Nov. 22 Predicate Abstraction and Path-Sensitive Verification
Nov. 29 Project presentations

Class Discussions

Each student is responsible for thoroughly reading and understanding each paper that we will be discussing. You may find it helpful for your understanding to consult other sources.

For each paper, one student will be chosen ahead of time as the presenter. The presenter will give a 20 to 25-minute presentation explaining the key contributions of the paper. Another student will be chosen ahead of time as the discussant. The discussant will have up to 10 minutes to present limitations of the paper. For a theoretical paper, the discussant may also identify concepts that are particularly difficult or unclear. After the discussant, the class as a whole will discuss the paper, and attempt to clarify any points that are not clear to everyone.

For papers for which you are neither the presenter nor the discussant, you will prepare a one-page critique. This is to ensure that everyone has read and understood all of the papers being discussed. The critique should include a summary of the paper, as well as your own evaluation of the contributions and limitations of the paper.

Some of the papers are longer than others. Long papers are marked in the schedule with a (2). One long paper counts as two short ones: the presentation of a long paper will be 40 to 50 minutes, the discussant may have up to 20 minutes, and the critique should be two pages.

Course Project

The topic of the course project is quite open, but should be related to program analysis in some way. Feel free to discuss your ideas for project topics with the instructor.

There are two options for the project:

  1. Research Project: A research project may involve theoretical development (i.e. design of an analysis with theorems and proofs of its properties), implementation, or empirical evaluation, or some combination of these three. A research project should result in a written report (maximum 10 pages), a copy of any software implemented, and any empirical data collected.
  2. Survey Project: A survey project requires reading additional publications about a topic, and summarizing and explaining them in a coherent and organized way. A survey project should result in a written report (maximum 20 pages).
For both kinds of project, you will also be required to give an oral presentation to the class.

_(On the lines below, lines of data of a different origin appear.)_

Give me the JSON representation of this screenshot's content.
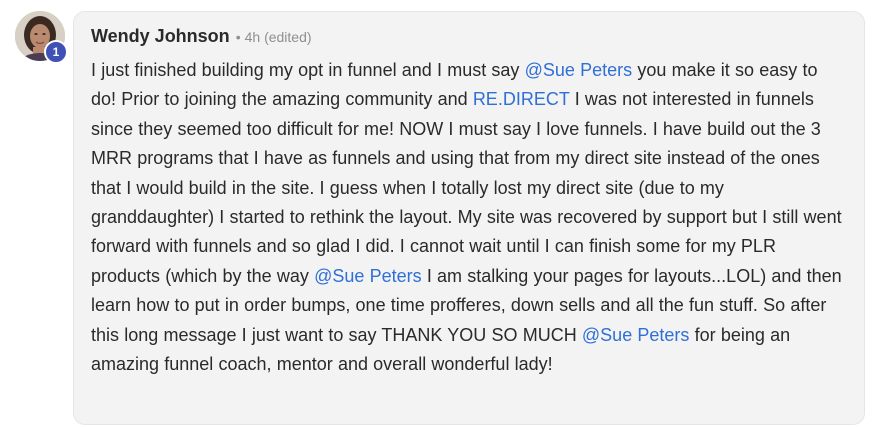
{
  "comment": {
    "author": "Wendy Johnson",
    "separator": "•",
    "time": "4h",
    "edited": "(edited)",
    "level": "1",
    "body": [
      {
        "type": "text",
        "value": "I just finished building my opt in funnel and I must say "
      },
      {
        "type": "mention",
        "value": "@Sue Peters"
      },
      {
        "type": "text",
        "value": " you make it so easy to do! Prior to joining the amazing community and "
      },
      {
        "type": "mention",
        "value": "RE.DIRECT"
      },
      {
        "type": "text",
        "value": " I was not interested in funnels since they seemed too difficult for me! NOW I must say I love funnels. I have build out the 3 MRR programs that I have as funnels and using that from my direct site instead of the ones that I would build in the site. I guess when I totally lost my direct site (due to my granddaughter) I started to rethink the layout. My site was recovered by support but I still went forward with funnels and so glad I did. I cannot wait until I can finish some for my PLR products (which by the way "
      },
      {
        "type": "mention",
        "value": "@Sue Peters"
      },
      {
        "type": "text",
        "value": " I am stalking your pages for layouts...LOL) and then learn how to put in order bumps, one time profferes, down sells and all the fun stuff. So after this long message I just want to say THANK YOU SO MUCH "
      },
      {
        "type": "mention",
        "value": "@Sue Peters"
      },
      {
        "type": "text",
        "value": " for being an amazing funnel coach, mentor and overall wonderful lady!"
      }
    ]
  },
  "colors": {
    "mention": "#2f6fd6",
    "badge": "#3f51b5",
    "bubble": "#f3f3f3"
  }
}
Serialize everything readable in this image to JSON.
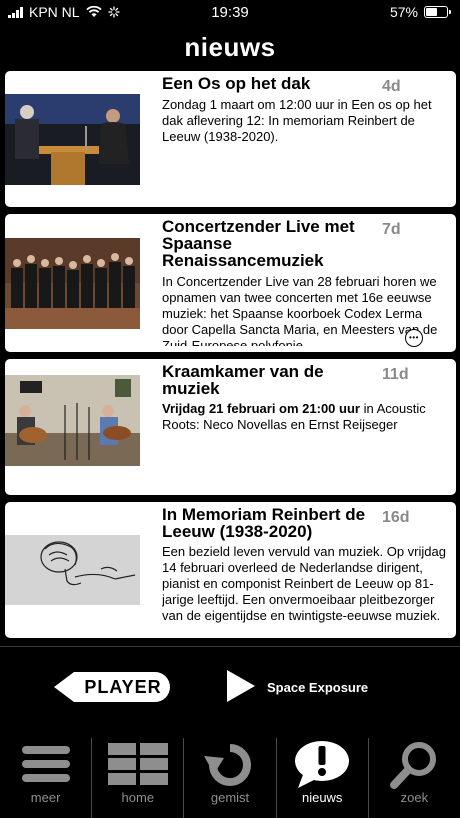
{
  "status": {
    "carrier": "KPN NL",
    "time": "19:39",
    "battery": "57%",
    "battery_level": 0.57
  },
  "page_title": "nieuws",
  "news": [
    {
      "title": "Een Os op het dak",
      "age": "4d",
      "body_bold": "",
      "body": "Zondag 1 maart om 12:00 uur in Een os op het dak aflevering 12: In memoriam Reinbert de Leeuw (1938-2020)."
    },
    {
      "title": "Concertzender Live met Spaanse Renaissancemuziek",
      "age": "7d",
      "body_bold": "",
      "body": "In Concertzender Live van 28 februari horen we opnamen van twee concerten met 16e eeuwse muziek: het Spaanse koorboek Codex Lerma door Capella Sancta Maria, en Meesters van de Zuid-Europese polyfonie"
    },
    {
      "title": "Kraamkamer van de muziek",
      "age": "11d",
      "body_bold": "Vrijdag 21 februari om 21:00 uur",
      "body": " in Acoustic Roots: Neco Novellas en Ernst Reijseger"
    },
    {
      "title": "In Memoriam Reinbert de Leeuw (1938-2020)",
      "age": "16d",
      "body_bold": "",
      "body": "Een bezield leven vervuld van muziek. Op vrijdag 14 februari overleed de Nederlandse dirigent, pianist en componist Reinbert de Leeuw op 81-jarige leeftijd. Een onvermoeibaar pleitbezorger van de eigentijdse en twintigste-eeuwse muziek."
    }
  ],
  "player": {
    "label": "PLAYER",
    "now_playing": "Space Exposure"
  },
  "nav": [
    {
      "label": "meer",
      "icon": "menu-icon",
      "active": false
    },
    {
      "label": "home",
      "icon": "grid-icon",
      "active": false
    },
    {
      "label": "gemist",
      "icon": "replay-icon",
      "active": false
    },
    {
      "label": "nieuws",
      "icon": "news-icon",
      "active": true
    },
    {
      "label": "zoek",
      "icon": "search-icon",
      "active": false
    }
  ]
}
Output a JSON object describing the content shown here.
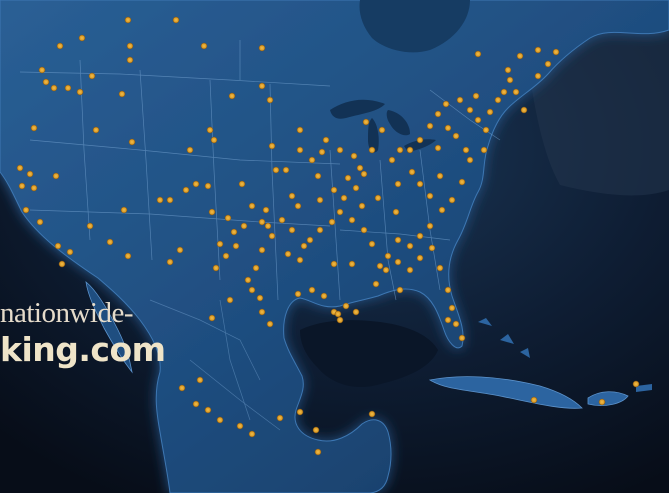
{
  "headline": {
    "line1": "nationwide-",
    "line2": "king.com"
  },
  "colors": {
    "ocean": "#0b1626",
    "land": "#1b4a78",
    "land_glow": "#2f6aa6",
    "border": "#6f9cc8",
    "dot": "#e5a52b",
    "text": "#e9dfc9"
  }
}
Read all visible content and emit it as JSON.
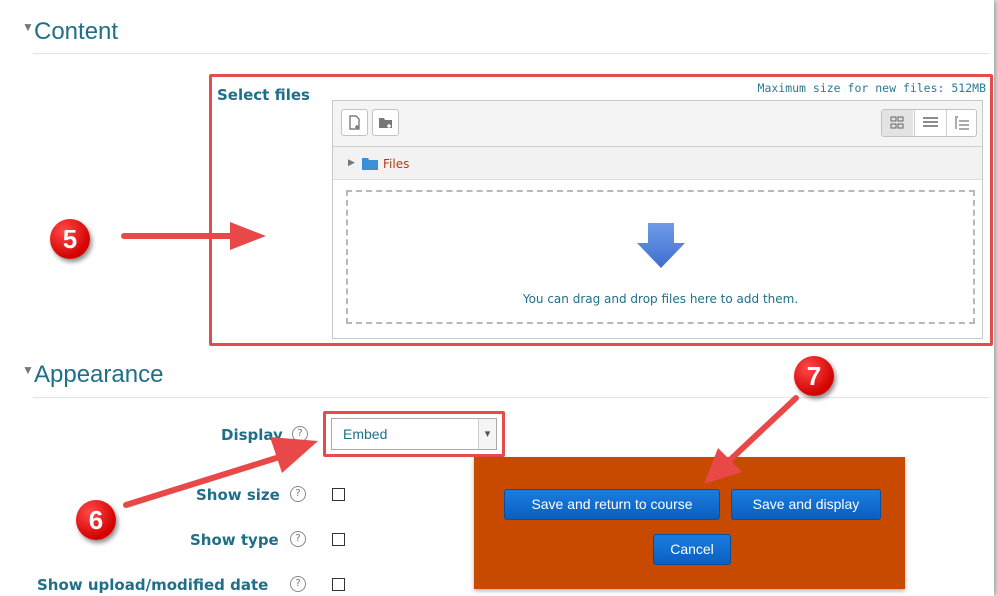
{
  "content": {
    "section_title": "Content",
    "select_files_label": "Select files",
    "max_size_text": "Maximum size for new files: 512MB",
    "path_folder_label": "Files",
    "drop_hint": "You can drag and drop files here to add them."
  },
  "appearance": {
    "section_title": "Appearance",
    "display_label": "Display",
    "display_value": "Embed",
    "show_size_label": "Show size",
    "show_type_label": "Show type",
    "show_date_label": "Show upload/modified date",
    "help_glyph": "?"
  },
  "actions": {
    "save_return_label": "Save and return to course",
    "save_display_label": "Save and display",
    "cancel_label": "Cancel"
  },
  "annotations": {
    "step5": "5",
    "step6": "6",
    "step7": "7"
  },
  "colors": {
    "accent": "#1f6f88",
    "annotation_red": "#e74c4c",
    "button_blue": "#0a6fd6",
    "panel_orange": "#c84a00"
  },
  "icons": [
    "add-file-icon",
    "create-folder-icon",
    "grid-view-icon",
    "list-view-icon",
    "tree-view-icon",
    "folder-icon",
    "expand-arrow-icon",
    "down-arrow-icon",
    "help-icon",
    "caret-down-icon"
  ]
}
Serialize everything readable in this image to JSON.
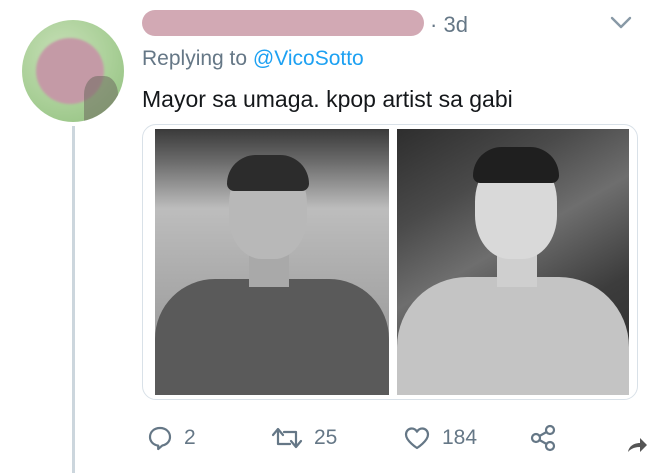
{
  "tweet": {
    "time": "3d",
    "reply_prefix": "Replying to",
    "reply_handle": "@VicoSotto",
    "text": "Mayor sa umaga. kpop artist sa gabi"
  },
  "media": {
    "left_photo_label": "photo-left",
    "right_photo_label": "photo-right"
  },
  "actions": {
    "replies": "2",
    "retweets": "25",
    "likes": "184"
  },
  "icons": {
    "reply": "reply-icon",
    "retweet": "retweet-icon",
    "like": "heart-icon",
    "share": "share-icon",
    "more": "chevron-down-icon",
    "forward": "forward-arrow-icon"
  },
  "colors": {
    "link": "#1da1f2",
    "muted": "#657786",
    "text": "#14171a",
    "thread_line": "#ccd6dd"
  }
}
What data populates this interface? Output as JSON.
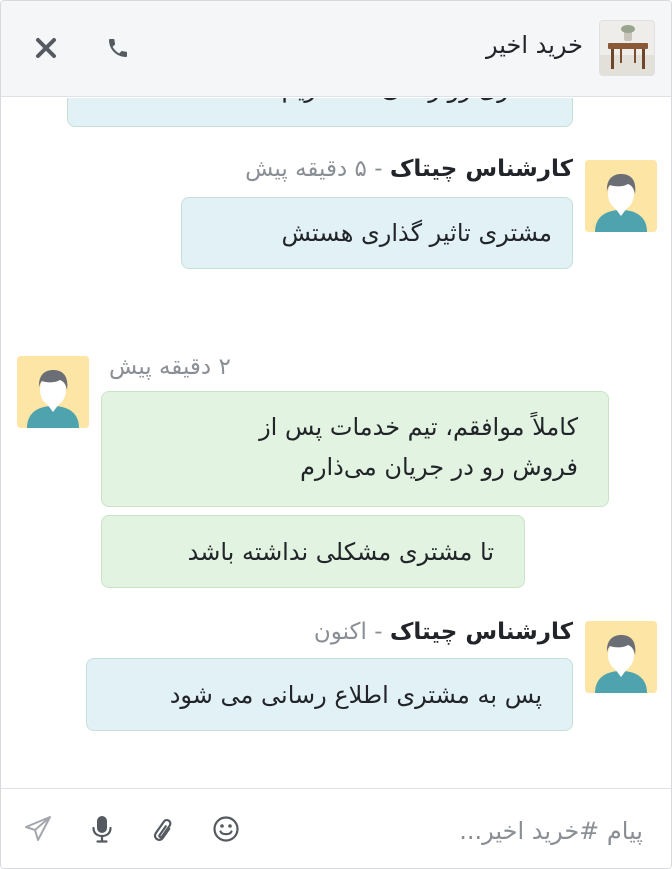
{
  "header": {
    "title": "خرید اخیر",
    "thumbnail_icon": "coffee-table-image",
    "close_icon": "close-icon",
    "call_icon": "phone-icon"
  },
  "messages": [
    {
      "side": "them",
      "truncated": true,
      "lines": [
        "مشتری رو راضی نگه داریم"
      ]
    },
    {
      "side": "them",
      "author": "کارشناس چیتاک",
      "time": " - ۵ دقیقه پیش",
      "lines": [
        "مشتری تاثیر گذاری هستش"
      ]
    },
    {
      "side": "me",
      "time": "۲ دقیقه پیش",
      "lines": [
        "کاملاً موافقم، تیم خدمات پس از",
        "فروش رو در جریان می‌ذارم"
      ]
    },
    {
      "side": "me",
      "lines": [
        "تا مشتری مشکلی نداشته باشد"
      ]
    },
    {
      "side": "them",
      "author": "کارشناس چیتاک",
      "time": " - اکنون",
      "lines": [
        "پس به مشتری اطلاع رسانی می شود"
      ]
    }
  ],
  "composer": {
    "placeholder": "پیام #خرید اخیر...",
    "value": "",
    "icons": [
      "send-icon",
      "microphone-icon",
      "paperclip-icon",
      "emoji-icon"
    ]
  },
  "colors": {
    "header_bg": "#f5f6f8",
    "bubble_them": "#e2f1f6",
    "bubble_me": "#e3f3e1",
    "avatar_bg": "#fde5a6",
    "icon": "#555a61"
  }
}
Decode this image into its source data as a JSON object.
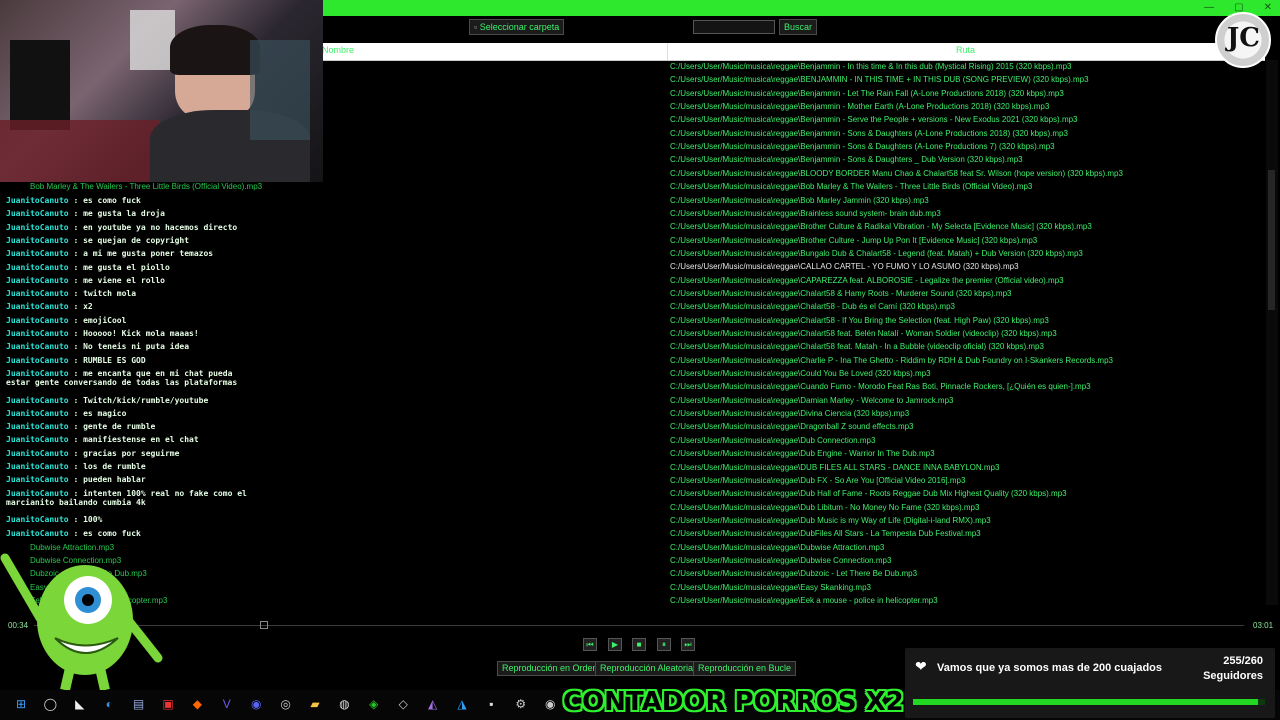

By October 18th, 2007, submit a project proposal of no more than 4 pages. For a research project, the proposal should address the following:

For a survey project, the proposal should address the following:

Project reports should submitted as PDF files formatted using the ACM Proceedings format.

Project presentations will take place in class on Thursday, November 29th. Final project reports reports are due one week later, on Thursday, December 6th.